ABC's 'Apartment 23' restores original title

The official new title of Dreama Walker and Krysten Ritter's show is "Don't Trust The B----- in Apartment 23."

Story highlights

  • The sitcom's title was shorted to "Apartment 23" before the upfronts in May
  • The official new title of the show is "Don't Trust The B----- in Apartment 23"
  • "Good Christian B**ches" was changed to "Good Christian Belles" and then to "GCB"
After ABC changed a new show's mildly profane title during development, upcoming comedy "Apartment 23" has now more-or-less reverted to its original head-turning name.
The official new title of the show is "Don't Trust The B----- in Apartment 23," dashing out the letters of the curse in an attempt to soften its impact (not entirely unlike how CBS solved buying short-lived "S**t My Dad Says" last season, substituting the non-word "$#*!").
The Disney-owned network has two upcoming shows that previously used the word "b**ch" in their title -- "Don't Trust the B**ch in Apartment 23" and drama "Good Christian B**ches." The former was shorted to "Apartment 23" right before the network's broadcast upfront presentation in May. The latter was change to "Good Christian Belles," and was then changed again to "GCB." ("Good Christian B**ches," in particular, was singled out by some culture critics who were ready to pounce on the show should it hit the air with its original title).
In the case of "Apartment 23," the new title was rather anonymous; it didn't tell you anything about the show.
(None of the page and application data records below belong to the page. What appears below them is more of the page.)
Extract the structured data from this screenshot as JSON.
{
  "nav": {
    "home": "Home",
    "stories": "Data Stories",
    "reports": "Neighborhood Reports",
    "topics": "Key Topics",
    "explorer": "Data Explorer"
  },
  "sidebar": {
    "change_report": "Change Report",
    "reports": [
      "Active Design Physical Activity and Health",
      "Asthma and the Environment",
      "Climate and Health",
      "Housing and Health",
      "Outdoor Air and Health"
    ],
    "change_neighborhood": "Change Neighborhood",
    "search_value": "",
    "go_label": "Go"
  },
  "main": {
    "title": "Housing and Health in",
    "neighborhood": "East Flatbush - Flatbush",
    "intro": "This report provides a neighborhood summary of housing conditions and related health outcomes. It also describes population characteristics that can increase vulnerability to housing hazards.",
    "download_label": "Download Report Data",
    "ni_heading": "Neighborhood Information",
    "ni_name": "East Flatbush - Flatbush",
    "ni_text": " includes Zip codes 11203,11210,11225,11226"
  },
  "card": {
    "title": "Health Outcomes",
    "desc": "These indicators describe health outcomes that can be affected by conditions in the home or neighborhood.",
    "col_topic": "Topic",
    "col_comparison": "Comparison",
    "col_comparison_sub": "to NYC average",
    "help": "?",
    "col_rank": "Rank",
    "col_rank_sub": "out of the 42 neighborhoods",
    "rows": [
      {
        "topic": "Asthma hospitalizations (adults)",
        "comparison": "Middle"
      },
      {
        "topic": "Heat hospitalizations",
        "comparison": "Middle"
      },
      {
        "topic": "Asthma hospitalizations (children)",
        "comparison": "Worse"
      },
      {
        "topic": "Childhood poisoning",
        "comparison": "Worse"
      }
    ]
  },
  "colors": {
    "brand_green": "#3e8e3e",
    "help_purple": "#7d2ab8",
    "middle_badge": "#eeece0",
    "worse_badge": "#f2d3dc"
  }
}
The new version more clearly suggests the show's premise -- about a naive midwesterner (Dreama Walker) who moves in with a hardcore party girl (Krysten Ritter). And given that CBS' "2 Broke Girls" and Fox's "New Girl" have successfully launched girl-with-new-roommate(s)-in-the-big-city premises this fall, the cleverly written "Apartment 23" might likewise pop for viewers. The show does not yet have a premiere date, but is expected to debut sometime this season.
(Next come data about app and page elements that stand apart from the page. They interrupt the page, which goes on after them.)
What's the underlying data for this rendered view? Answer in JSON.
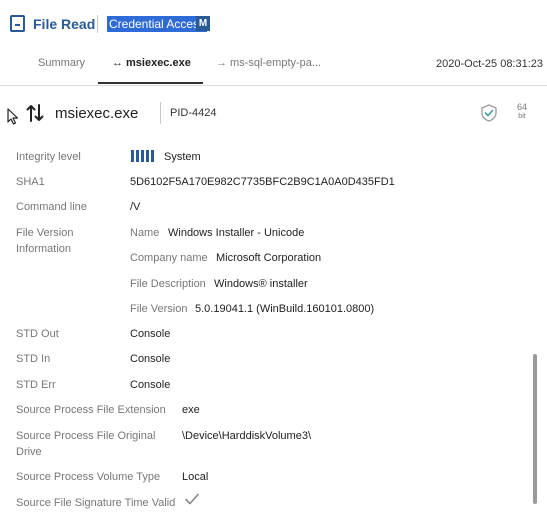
{
  "header": {
    "title": "File Read",
    "subtitle": "Credential Access",
    "badge": "M"
  },
  "tabs": [
    {
      "label": "Summary",
      "active": false
    },
    {
      "label": "msiexec.exe",
      "active": true
    },
    {
      "label": "ms-sql-empty-pa...",
      "active": false
    }
  ],
  "timestamp": "2020-Oct-25 08:31:23",
  "process": {
    "name": "msiexec.exe",
    "pid": "PID-4424",
    "arch_num": "64",
    "arch_unit": "bit"
  },
  "details": {
    "integrity_label": "Integrity level",
    "integrity_value": "System",
    "sha1_label": "SHA1",
    "sha1_value": "5D6102F5A170E982C7735BFC2B9C1A0A0D435FD1",
    "cmd_label": "Command line",
    "cmd_value": "/V",
    "fvi_label_1": "File Version",
    "fvi_label_2": "Information",
    "fvi": {
      "name_label": "Name",
      "name_value": "Windows Installer - Unicode",
      "company_label": "Company name",
      "company_value": "Microsoft Corporation",
      "desc_label": "File Description",
      "desc_value": "Windows® installer",
      "ver_label": "File Version",
      "ver_value": "5.0.19041.1 (WinBuild.160101.0800)"
    },
    "stdout_label": "STD Out",
    "stdout_value": "Console",
    "stdin_label": "STD In",
    "stdin_value": "Console",
    "stderr_label": "STD Err",
    "stderr_value": "Console",
    "ext_label": "Source Process File Extension",
    "ext_value": "exe",
    "drive_label_1": "Source Process File Original",
    "drive_label_2": "Drive",
    "drive_value": "\\Device\\HarddiskVolume3\\",
    "voltype_label": "Source Process Volume Type",
    "voltype_value": "Local",
    "sigtime_label": "Source File Signature Time Valid"
  },
  "colors": {
    "accent": "#2a5a96",
    "highlight": "#2f6bd6"
  }
}
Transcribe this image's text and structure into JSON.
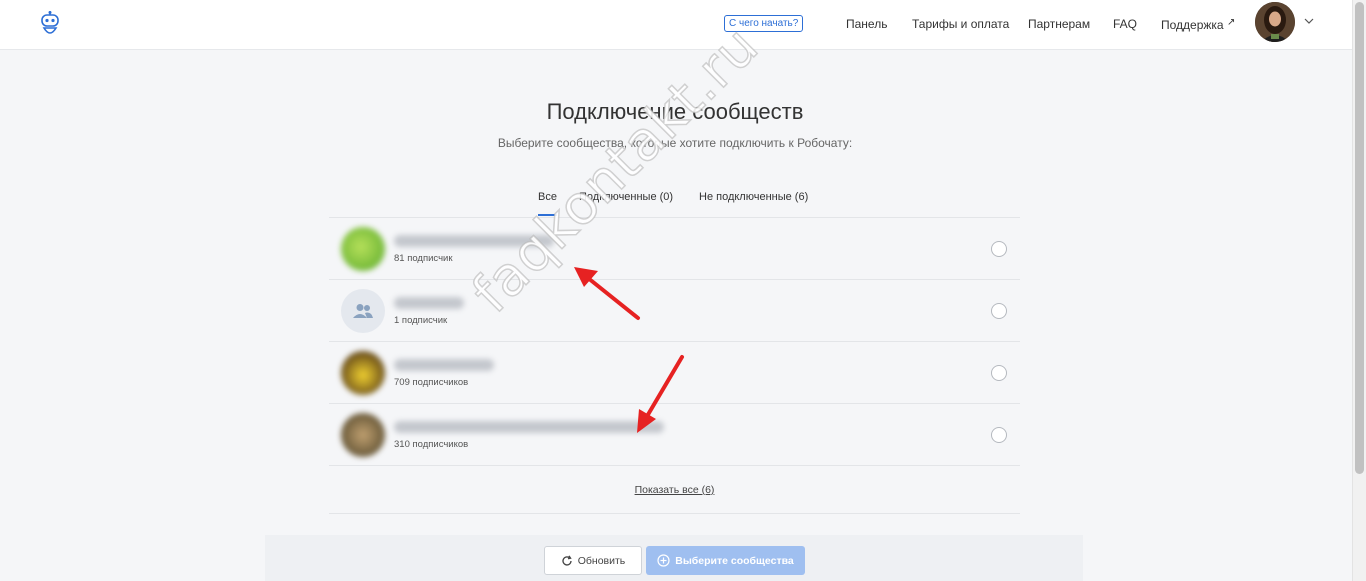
{
  "header": {
    "start_label": "С чего начать?",
    "nav": [
      {
        "label": "Панель"
      },
      {
        "label": "Тарифы и оплата"
      },
      {
        "label": "Партнерам"
      },
      {
        "label": "FAQ"
      },
      {
        "label": "Поддержка",
        "icon": "external-link-icon"
      }
    ],
    "avatar": "user-avatar",
    "menu_icon": "chevron-down-icon"
  },
  "page": {
    "title": "Подключение сообществ",
    "subtitle": "Выберите сообщества, которые хотите подключить к Робочату:"
  },
  "tabs": [
    {
      "label": "Все",
      "active": true
    },
    {
      "label": "Подключенные (0)",
      "active": false
    },
    {
      "label": "Не подключенные (6)",
      "active": false
    }
  ],
  "communities": [
    {
      "subscribers": "81 подписчик",
      "avatar_color": "#7bc043",
      "selected": false
    },
    {
      "subscribers": "1 подписчик",
      "avatar_icon": "group-icon",
      "selected": false
    },
    {
      "subscribers": "709 подписчиков",
      "avatar_color": "#c9a31d",
      "selected": false
    },
    {
      "subscribers": "310 подписчиков",
      "avatar_color": "#8a7a5a",
      "selected": false
    }
  ],
  "show_all": "Показать все (6)",
  "footer": {
    "refresh_label": "Обновить",
    "select_label": "Выберите сообщества"
  },
  "watermark": "faqkontakt.ru",
  "colors": {
    "accent": "#2d6fd6",
    "primary_disabled": "#9fbff0",
    "annotation_arrow": "#e62222"
  }
}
Although networks are wary about the swear word in a show's title, on-air use is fair game. According to a story in the New York Times a couple years ago, the use of the word "b**ch" in primetime tripled in the last decade, growing to 1,277 uses on 685 shows in 2007 from 431 uses on 103 prime-time episodes in 1998.